• [GOAL OF THE EXERCISE]: What follows is a set of records; restate each one word for word and drop the pictures.

-*-*-

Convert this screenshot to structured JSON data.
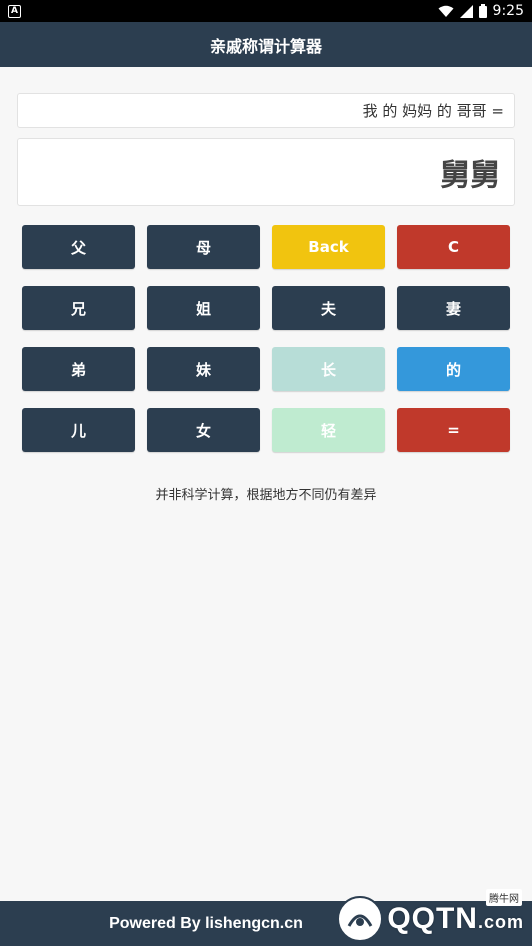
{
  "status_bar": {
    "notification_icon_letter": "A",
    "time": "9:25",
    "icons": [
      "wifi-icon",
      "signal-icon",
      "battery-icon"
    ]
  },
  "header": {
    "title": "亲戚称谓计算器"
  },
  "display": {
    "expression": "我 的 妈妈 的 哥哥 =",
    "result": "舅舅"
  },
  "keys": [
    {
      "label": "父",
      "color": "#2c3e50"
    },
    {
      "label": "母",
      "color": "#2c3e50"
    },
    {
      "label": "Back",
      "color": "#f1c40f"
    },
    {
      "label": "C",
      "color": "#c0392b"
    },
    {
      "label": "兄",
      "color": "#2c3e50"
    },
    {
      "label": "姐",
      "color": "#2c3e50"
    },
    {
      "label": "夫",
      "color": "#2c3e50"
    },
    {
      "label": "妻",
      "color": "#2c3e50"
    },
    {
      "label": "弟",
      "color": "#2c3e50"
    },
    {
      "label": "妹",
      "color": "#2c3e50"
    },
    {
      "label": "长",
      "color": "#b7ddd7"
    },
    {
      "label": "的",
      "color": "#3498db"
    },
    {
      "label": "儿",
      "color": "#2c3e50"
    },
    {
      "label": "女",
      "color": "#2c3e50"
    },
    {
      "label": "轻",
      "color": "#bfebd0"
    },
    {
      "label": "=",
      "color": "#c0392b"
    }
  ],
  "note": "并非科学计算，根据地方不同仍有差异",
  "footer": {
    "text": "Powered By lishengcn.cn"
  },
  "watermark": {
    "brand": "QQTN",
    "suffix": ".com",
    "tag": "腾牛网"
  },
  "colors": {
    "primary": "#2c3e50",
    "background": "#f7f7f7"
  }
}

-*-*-

• [ANSWER BOX]:
Convert this screenshot to structured JSON data.
{
  "status_bar": {
    "notification_icon_letter": "A",
    "time": "9:25",
    "icons": [
      "wifi-icon",
      "signal-icon",
      "battery-icon"
    ]
  },
  "header": {
    "title": "亲戚称谓计算器"
  },
  "display": {
    "expression": "我 的 妈妈 的 哥哥 =",
    "result": "舅舅"
  },
  "keys": [
    {
      "label": "父",
      "color": "#2c3e50"
    },
    {
      "label": "母",
      "color": "#2c3e50"
    },
    {
      "label": "Back",
      "color": "#f1c40f"
    },
    {
      "label": "C",
      "color": "#c0392b"
    },
    {
      "label": "兄",
      "color": "#2c3e50"
    },
    {
      "label": "姐",
      "color": "#2c3e50"
    },
    {
      "label": "夫",
      "color": "#2c3e50"
    },
    {
      "label": "妻",
      "color": "#2c3e50"
    },
    {
      "label": "弟",
      "color": "#2c3e50"
    },
    {
      "label": "妹",
      "color": "#2c3e50"
    },
    {
      "label": "长",
      "color": "#b7ddd7"
    },
    {
      "label": "的",
      "color": "#3498db"
    },
    {
      "label": "儿",
      "color": "#2c3e50"
    },
    {
      "label": "女",
      "color": "#2c3e50"
    },
    {
      "label": "轻",
      "color": "#bfebd0"
    },
    {
      "label": "=",
      "color": "#c0392b"
    }
  ],
  "note": "并非科学计算，根据地方不同仍有差异",
  "footer": {
    "text": "Powered By lishengcn.cn"
  },
  "watermark": {
    "brand": "QQTN",
    "suffix": ".com",
    "tag": "腾牛网"
  },
  "colors": {
    "primary": "#2c3e50",
    "background": "#f7f7f7"
  }
}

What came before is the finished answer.